I wouldn’t call it “more socialist,” in the sense that it doesn’t make sense: It can be either capitalism or socialism. But what we can do, in the journey toward making the economy into something that works for everybody: We have to fight for major reforms under capitalism … We are going to be pushing forward for $15 an hour minimum wage in Seattle in 2014 …I'm not opposed to a $15/hour minimum wage. In fact I'm all for a livable wage.
But we also have to be honest … That’s not going to be enough. Because the system itself is a system of crises … Capitalism does not have the ability to generate the kind of living wage jobs that will be necessary in order to sustain a decent standard of living for the majority …Well here starts the problem. It isn't that Capitalism does not have the ability to generate living wage jobs, it that technology, the very sector Kshama comes from, has completely upended labour. Anyone familiar with history knows that for a while between Unions and business ideas like that of Henry Ford created quite a few middle class jobs where a man could, on his own salary, purchase a house, marry and support his family. That man could do so without a college education. Those days are fast closing.
Boeing has an enormous factory, [as well as] all the auto factories that are lying defunct right now in the U.S. — they all have enormous capacity for production. And there’s any number of workers with the skills, and people who have the potential of learning those skills. And instead we have a situation where, because we don’t have a say in the production, either the machines are lying idle, or the machines are being used to produce destructive machines like drones.Are you comfortable with the government telling you what your business should and should not produce? I'm all for responsible business but I am not for dictating what businesses should be in the business of doing. Boeing would not produce "destructive drones" if there were no customers for said drones. Kshama should be more concerned about why those customers exist more so than the means of their production But her commentary about Boeing also underlines her complete blindness to business realities. Boeing factories aren't sitting idle because they don't want to use them. Boeing has idle factories because it no longer needs to use them to produce what they want. And why should a business pay to maintain a factory they have no need for? And apparently Kshama thinks that Boeing would pay people x amount per hour to produce "rail cars or buses" when robots (who I'm sure she programmed for at some point) could do the job far cheaper. Unless of course she thinks the government ought to pass legislation requiring a certain number or percentage of human employees. Good luck with that. See, I don't mind Kshama's attitude and vision for the people. The problem is that she apparently does not realize that the tech ship has sailed. More and more jobs previously done by "the people" (those who are not college educated and who's jobs do not require a college degree of any sort) are soon to be automated. How long do you think a $50k/year Starbucks barista job will last against the soon to come fully automated coffee stores that makes perfect coffee every single time? or a Burger King? Or a totally self service supermarket where RFID items are automatically checked and paid for so there are no cashiers or lines? Department stores with RFID on all items so you pick up and go? Where robots can and will restock items (assuming one goes to shop). Where there are no gas stations or attendants? Where there are no road crews? Where there are no bus drivers? What happens when the minimum wage hits the reality of the jobs they were intended for are gone? That is the real problem facing the people. A technology makes human labour more and more unnecessary what do the countries do with the people who will supposedly still need money to get the stuff they need and want? This is the real question for those concerned about the future. The flex point is fast approaching. Who's paying attention?

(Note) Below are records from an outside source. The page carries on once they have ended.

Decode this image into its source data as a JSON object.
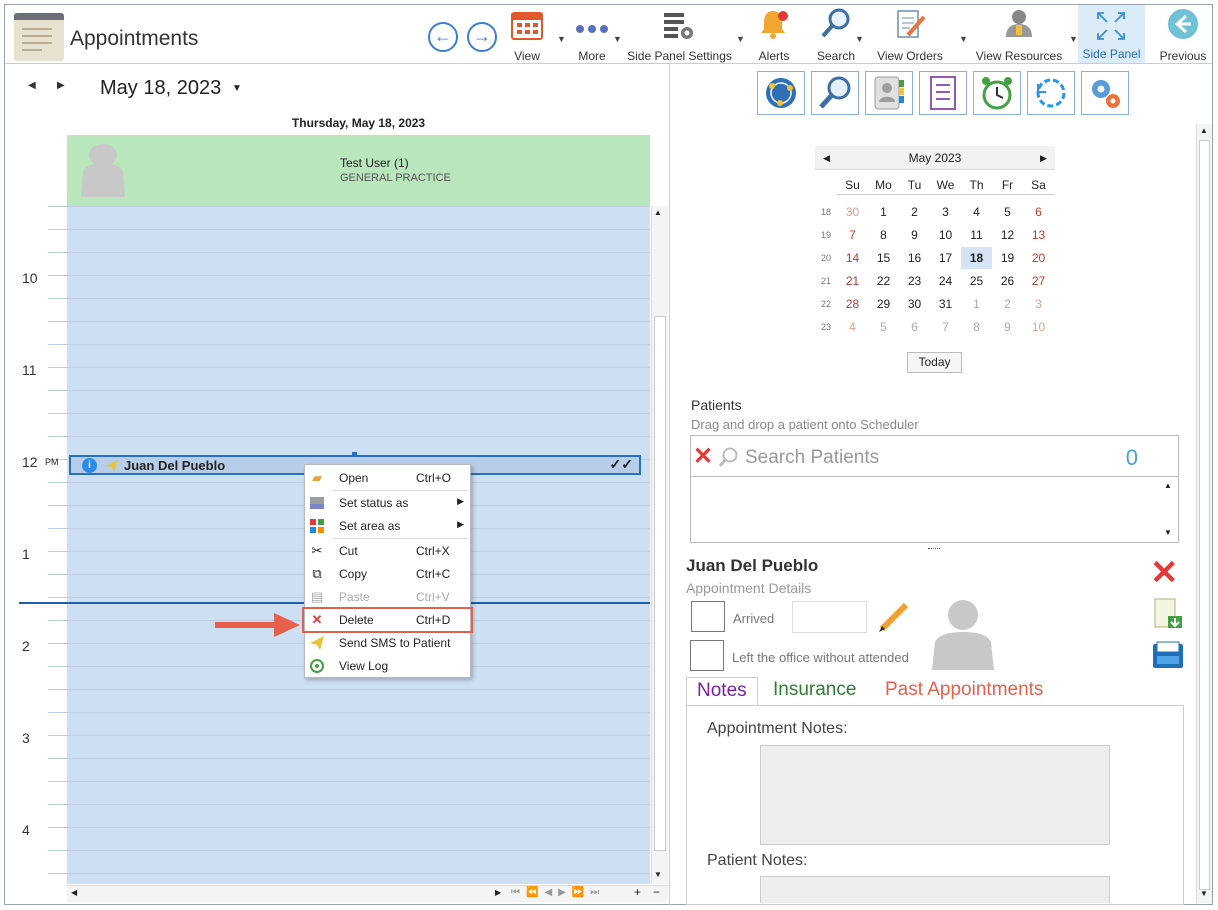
{
  "app": {
    "title": "Appointments"
  },
  "toolbar": {
    "buttons": [
      {
        "label": "View"
      },
      {
        "label": "More"
      },
      {
        "label": "Side Panel Settings"
      },
      {
        "label": "Alerts"
      },
      {
        "label": "Search"
      },
      {
        "label": "View Orders"
      },
      {
        "label": "View Resources"
      },
      {
        "label": "Side Panel"
      },
      {
        "label": "Previous"
      }
    ]
  },
  "scheduler": {
    "date": "May 18, 2023",
    "day_header": "Thursday, May 18, 2023",
    "resource": {
      "name": "Test User (1)",
      "department": "GENERAL PRACTICE"
    },
    "hours": [
      "10",
      "11",
      "12",
      "PM",
      "1",
      "2",
      "3",
      "4"
    ],
    "appointment": {
      "patient": "Juan Del Pueblo",
      "status_icon": "info-icon",
      "marks": "✓✓"
    }
  },
  "context_menu": {
    "items": [
      {
        "label": "Open",
        "shortcut": "Ctrl+O",
        "icon": "folder-icon"
      },
      {
        "label": "Set status as",
        "shortcut": "",
        "icon": "status-icon"
      },
      {
        "label": "Set area as",
        "shortcut": "",
        "icon": "area-icon"
      },
      {
        "label": "Cut",
        "shortcut": "Ctrl+X",
        "icon": "scissors-icon"
      },
      {
        "label": "Copy",
        "shortcut": "Ctrl+C",
        "icon": "copy-icon"
      },
      {
        "label": "Paste",
        "shortcut": "Ctrl+V",
        "icon": "paste-icon",
        "disabled": true
      },
      {
        "label": "Delete",
        "shortcut": "Ctrl+D",
        "icon": "x-icon"
      },
      {
        "label": "Send SMS to Patient",
        "shortcut": "",
        "icon": "send-icon"
      },
      {
        "label": "View Log",
        "shortcut": "",
        "icon": "log-icon"
      }
    ]
  },
  "mini_calendar": {
    "month": "May 2023",
    "weekdays": [
      "Su",
      "Mo",
      "Tu",
      "We",
      "Th",
      "Fr",
      "Sa"
    ],
    "weeks": [
      {
        "wk": "18",
        "days": [
          "30",
          "1",
          "2",
          "3",
          "4",
          "5",
          "6"
        ]
      },
      {
        "wk": "19",
        "days": [
          "7",
          "8",
          "9",
          "10",
          "11",
          "12",
          "13"
        ]
      },
      {
        "wk": "20",
        "days": [
          "14",
          "15",
          "16",
          "17",
          "18",
          "19",
          "20"
        ]
      },
      {
        "wk": "21",
        "days": [
          "21",
          "22",
          "23",
          "24",
          "25",
          "26",
          "27"
        ]
      },
      {
        "wk": "22",
        "days": [
          "28",
          "29",
          "30",
          "31",
          "1",
          "2",
          "3"
        ]
      },
      {
        "wk": "23",
        "days": [
          "4",
          "5",
          "6",
          "7",
          "8",
          "9",
          "10"
        ]
      }
    ],
    "selected": "18",
    "today_label": "Today"
  },
  "patients": {
    "title": "Patients",
    "hint": "Drag and drop a patient onto Scheduler",
    "search_placeholder": "Search Patients",
    "count": "0"
  },
  "details": {
    "patient_name": "Juan Del Pueblo",
    "subtitle": "Appointment Details",
    "arrived_label": "Arrived",
    "left_label": "Left the office without attended",
    "tabs": [
      "Notes",
      "Insurance",
      "Past Appointments"
    ],
    "appointment_notes_label": "Appointment Notes:",
    "patient_notes_label": "Patient Notes:"
  },
  "colors": {
    "accent": "#3a80d2",
    "resource_header": "#b9e6bc",
    "grid_bg": "#cddff3",
    "delete_red": "#e2604e",
    "tab_notes": "#7b1fa2",
    "tab_insurance": "#2e7d32",
    "tab_past": "#e8604c"
  }
}
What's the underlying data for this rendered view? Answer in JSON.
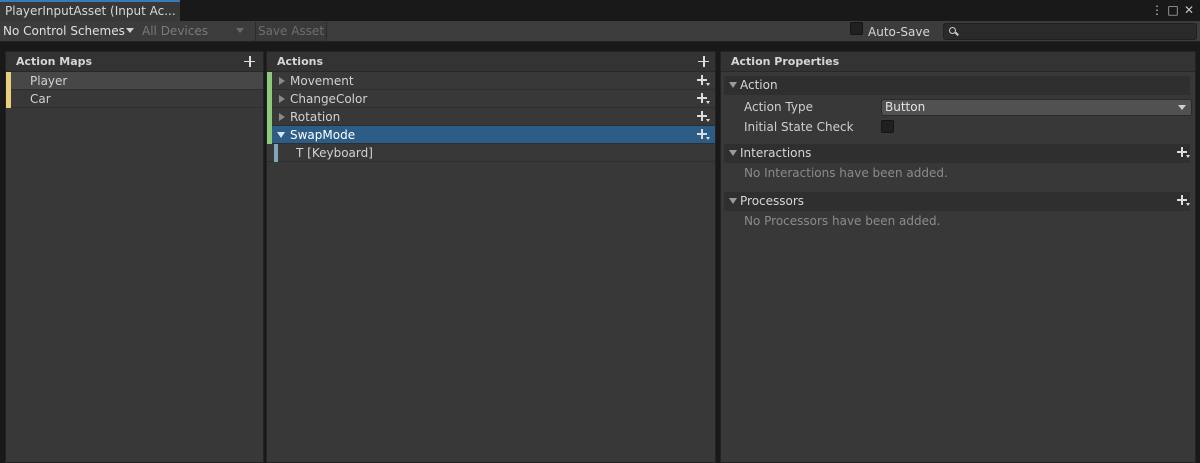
{
  "tab": {
    "title": "PlayerInputAsset (Input Ac..."
  },
  "window_controls": {
    "menu": "⋮",
    "maximize": "□",
    "close": "✕"
  },
  "toolbar": {
    "control_schemes": "No Control Schemes",
    "devices": "All Devices",
    "save_asset": "Save Asset",
    "auto_save_label": "Auto-Save",
    "auto_save_checked": false,
    "search_value": ""
  },
  "action_maps": {
    "header": "Action Maps",
    "stripe_color": "#e8d07a",
    "items": [
      {
        "label": "Player",
        "selected": true
      },
      {
        "label": "Car",
        "selected": false
      }
    ]
  },
  "actions": {
    "header": "Actions",
    "stripe_color": "#8fc97c",
    "binding_stripe_color": "#7fa7b7",
    "items": [
      {
        "label": "Movement",
        "expanded": false,
        "selected": false
      },
      {
        "label": "ChangeColor",
        "expanded": false,
        "selected": false
      },
      {
        "label": "Rotation",
        "expanded": false,
        "selected": false
      },
      {
        "label": "SwapMode",
        "expanded": true,
        "selected": true
      }
    ],
    "bindings": [
      {
        "label": "T [Keyboard]"
      }
    ]
  },
  "properties": {
    "header": "Action Properties",
    "action_section": "Action",
    "action_type_label": "Action Type",
    "action_type_value": "Button",
    "initial_state_label": "Initial State Check",
    "initial_state_checked": false,
    "interactions_section": "Interactions",
    "interactions_empty": "No Interactions have been added.",
    "processors_section": "Processors",
    "processors_empty": "No Processors have been added."
  },
  "colors": {
    "accent": "#3a79bb",
    "selection": "#2c5d87",
    "panel_bg": "#383838"
  }
}
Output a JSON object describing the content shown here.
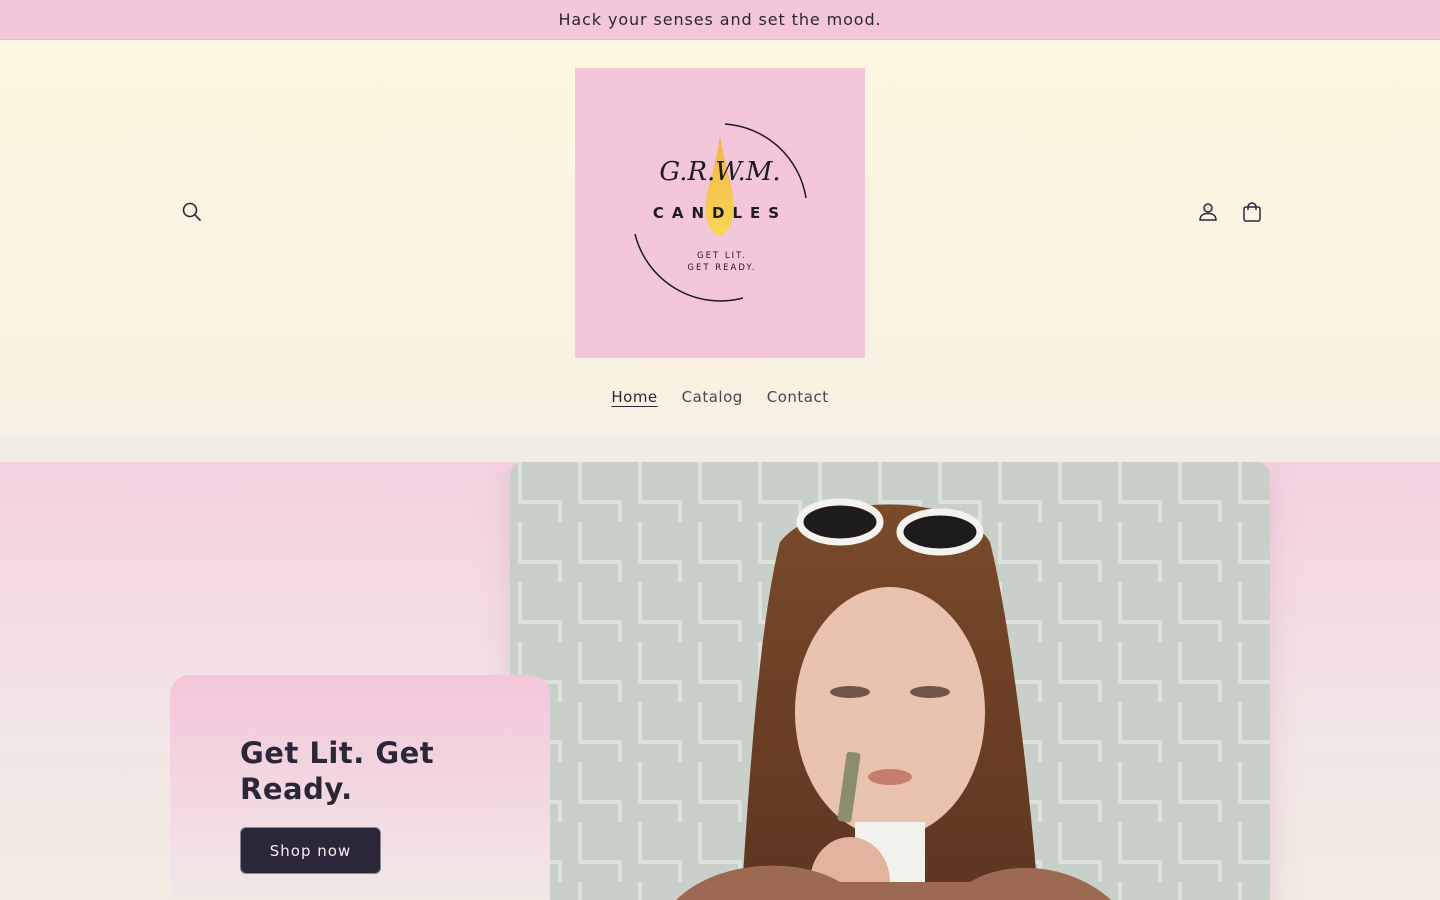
{
  "announcement": {
    "text": "Hack your senses and set the mood."
  },
  "header": {
    "logo": {
      "brand": "G.R.W.M.",
      "wordmark": "CANDLES",
      "tagline_1": "GET LIT.",
      "tagline_2": "GET READY."
    },
    "icons": {
      "search": "search-icon",
      "account": "account-icon",
      "cart": "cart-icon"
    }
  },
  "nav": {
    "items": [
      {
        "label": "Home",
        "active": true
      },
      {
        "label": "Catalog",
        "active": false
      },
      {
        "label": "Contact",
        "active": false
      }
    ]
  },
  "hero": {
    "heading": "Get Lit. Get Ready.",
    "button_label": "Shop now"
  },
  "colors": {
    "announcement_bg": "#f4c6da",
    "header_bg": "#fff6e1",
    "logo_bg": "#f4c6da",
    "button_bg": "#2b2738",
    "text": "#2b2738"
  }
}
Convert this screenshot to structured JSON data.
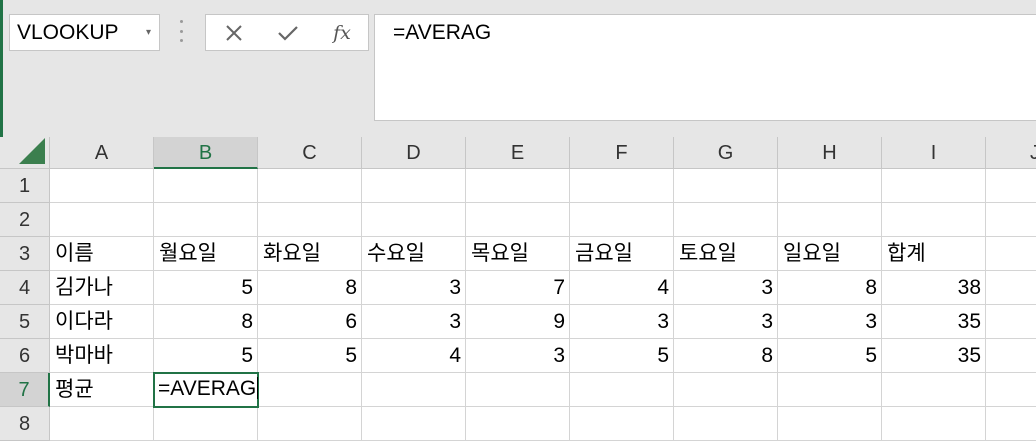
{
  "name_box": {
    "value": "VLOOKUP",
    "dropdown": "▾"
  },
  "formula_bar": {
    "cancel_icon": "✕",
    "enter_icon": "✓",
    "fx_label": "fx",
    "value": "=AVERAG"
  },
  "columns": [
    "A",
    "B",
    "C",
    "D",
    "E",
    "F",
    "G",
    "H",
    "I",
    "J"
  ],
  "selected_column": "B",
  "rows": [
    "1",
    "2",
    "3",
    "4",
    "5",
    "6",
    "7",
    "8"
  ],
  "selected_row": "7",
  "sheet": {
    "r3": [
      "이름",
      "월요일",
      "화요일",
      "수요일",
      "목요일",
      "금요일",
      "토요일",
      "일요일",
      "합계"
    ],
    "r4": [
      "김가나",
      "5",
      "8",
      "3",
      "7",
      "4",
      "3",
      "8",
      "38"
    ],
    "r5": [
      "이다라",
      "8",
      "6",
      "3",
      "9",
      "3",
      "3",
      "3",
      "35"
    ],
    "r6": [
      "박마바",
      "5",
      "5",
      "4",
      "3",
      "5",
      "8",
      "5",
      "35"
    ],
    "r7": [
      "평균",
      "=AVERAG"
    ]
  },
  "colors": {
    "accent": "#217346"
  }
}
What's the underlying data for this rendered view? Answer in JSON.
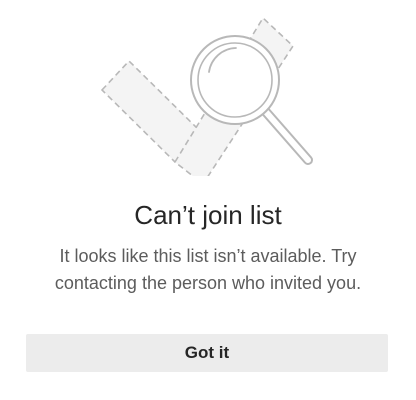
{
  "dialog": {
    "title": "Can’t join list",
    "message": "It looks like this list isn’t available. Try contacting the person who invited you.",
    "primary_button_label": "Got it"
  },
  "illustration": {
    "icon": "magnifier-over-broken-list-icon",
    "stroke_color": "#b8b8b8",
    "fill_color": "#f4f4f4"
  },
  "colors": {
    "title": "#262626",
    "message": "#5c5c5c",
    "button_bg": "#ececec"
  }
}
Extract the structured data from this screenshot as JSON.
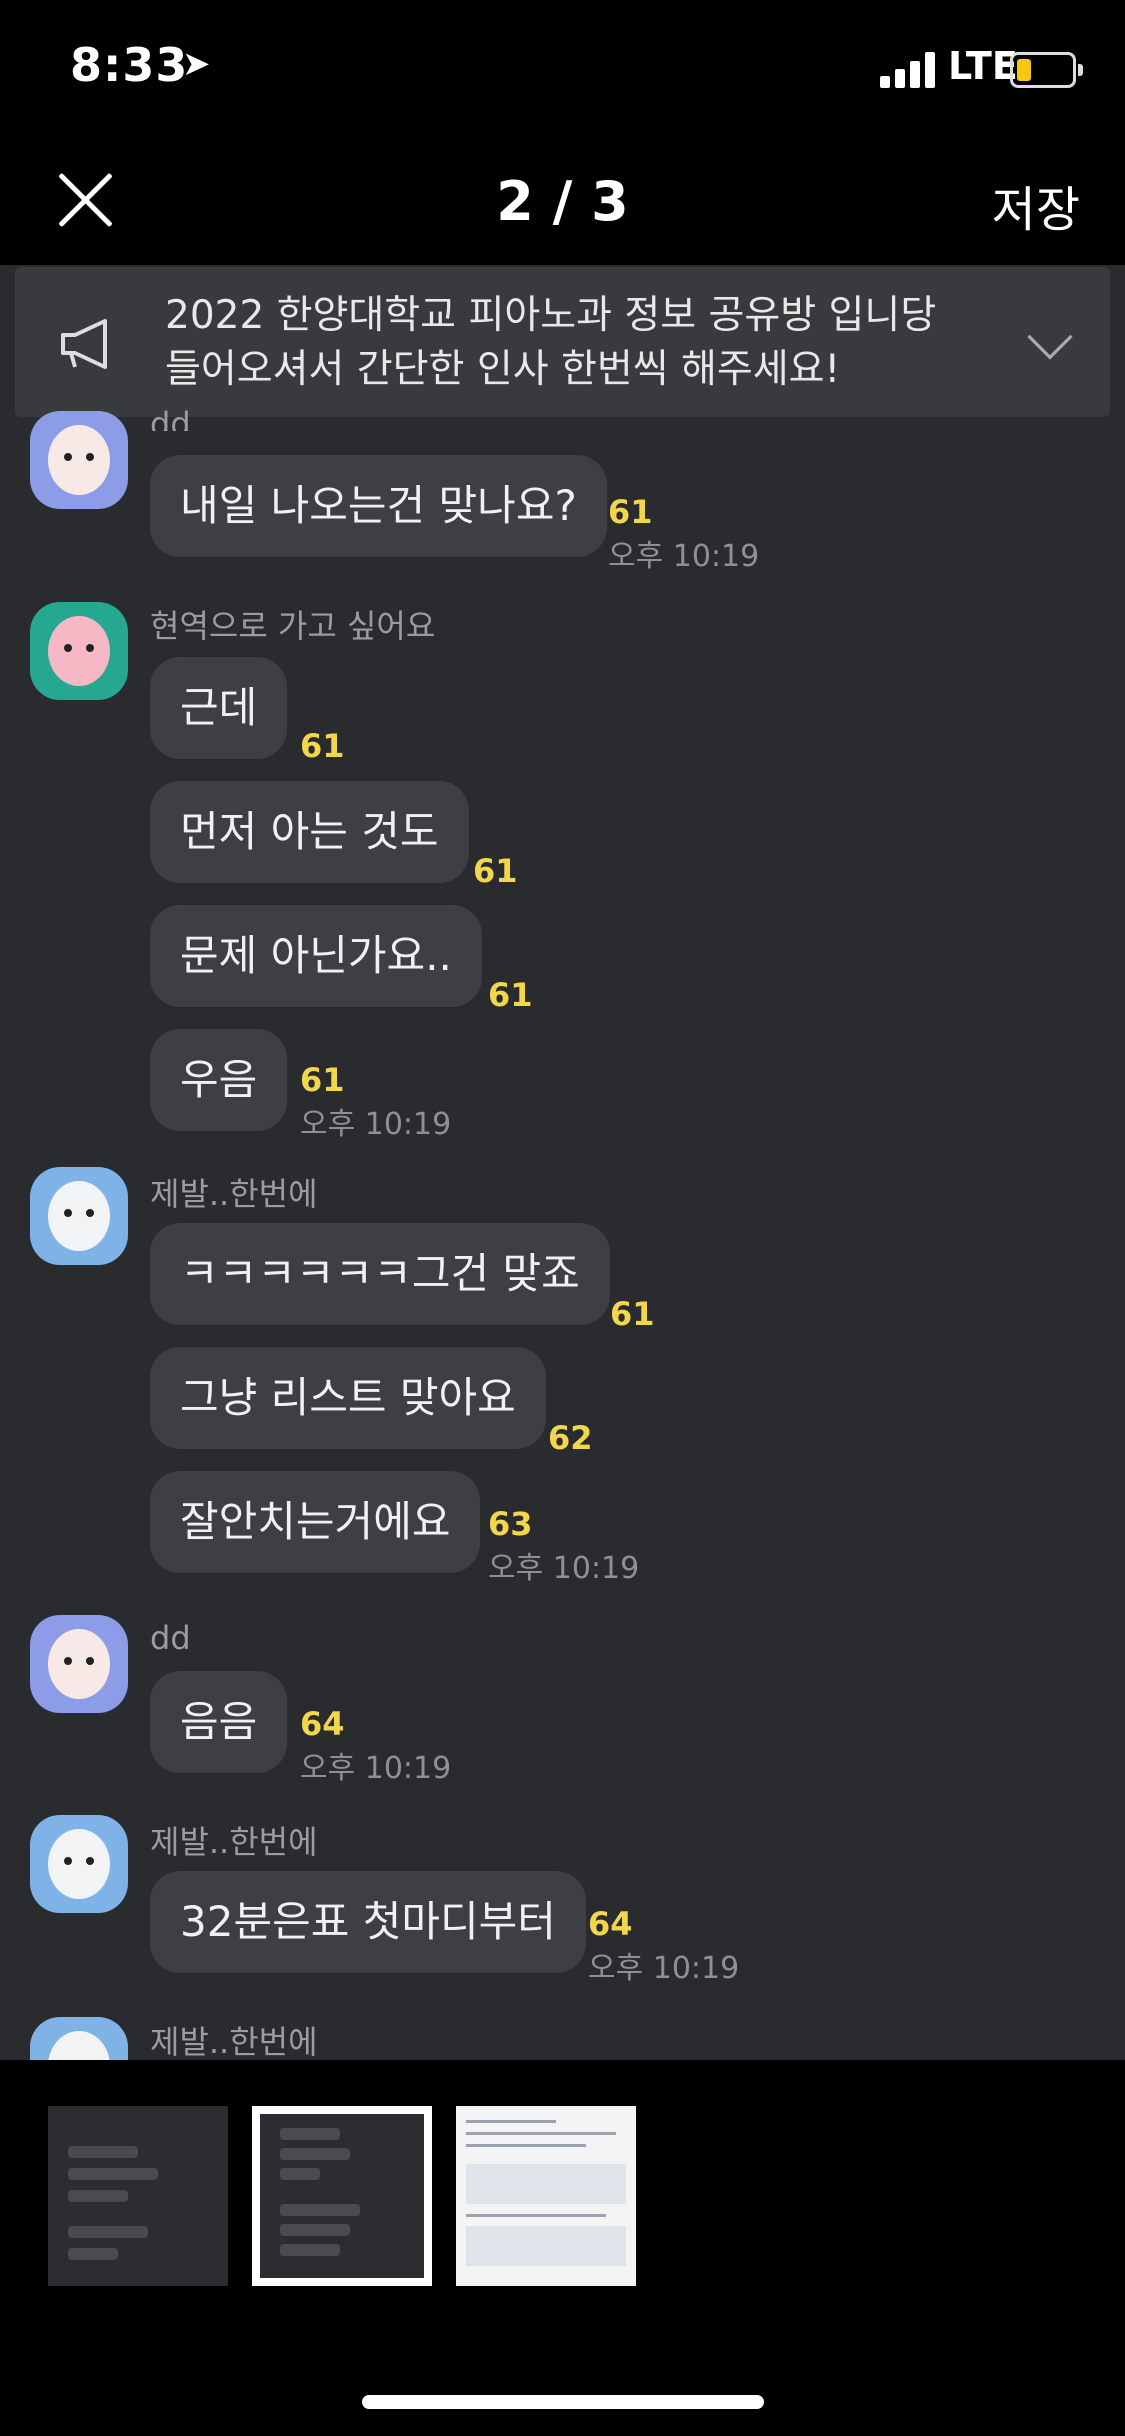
{
  "status": {
    "time": "8:33",
    "network": "LTE"
  },
  "nav": {
    "counter": "2 / 3",
    "save": "저장"
  },
  "notice": {
    "line1": "2022 한양대학교 피아노과 정보 공유방 입니당",
    "line2": "들어오셔서 간단한 인사 한번씩 해주세요!"
  },
  "messages": {
    "top_name_partial": "dd",
    "m1": {
      "text": "내일 나오는건 맞나요?",
      "count": "61",
      "time": "오후 10:19"
    },
    "g2": {
      "name": "현역으로 가고 싶어요",
      "b1": "근데",
      "c1": "61",
      "b2": "먼저 아는 것도",
      "c2": "61",
      "b3": "문제 아닌가요..",
      "c3": "61",
      "b4": "우음",
      "c4": "61",
      "time": "오후 10:19"
    },
    "g3": {
      "name": "제발..한번에",
      "b1": "ㅋㅋㅋㅋㅋㅋ그건 맞죠",
      "c1": "61",
      "b2": "그냥 리스트 맞아요",
      "c2": "62",
      "b3": "잘안치는거에요",
      "c3": "63",
      "time": "오후 10:19"
    },
    "g4": {
      "name": "dd",
      "b1": "음음",
      "c1": "64",
      "time": "오후 10:19"
    },
    "g5": {
      "name": "제발..한번에",
      "b1": "32분은표 첫마디부터",
      "c1": "64",
      "time": "오후 10:19"
    },
    "g6": {
      "name": "제발..한번에"
    }
  },
  "colors": {
    "chat_bg": "#2a2b2f",
    "bubble": "#3e3f44",
    "unread": "#f2d64b",
    "battery": "#f6c90e"
  }
}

So what we need to do is to take the machines and the factories into democratic, say, democratic ownership — and the workers can contribute rail cars or buses, something like that, something that is beneficial to society. And that’s something that creates jobs — it will create living wage jobs …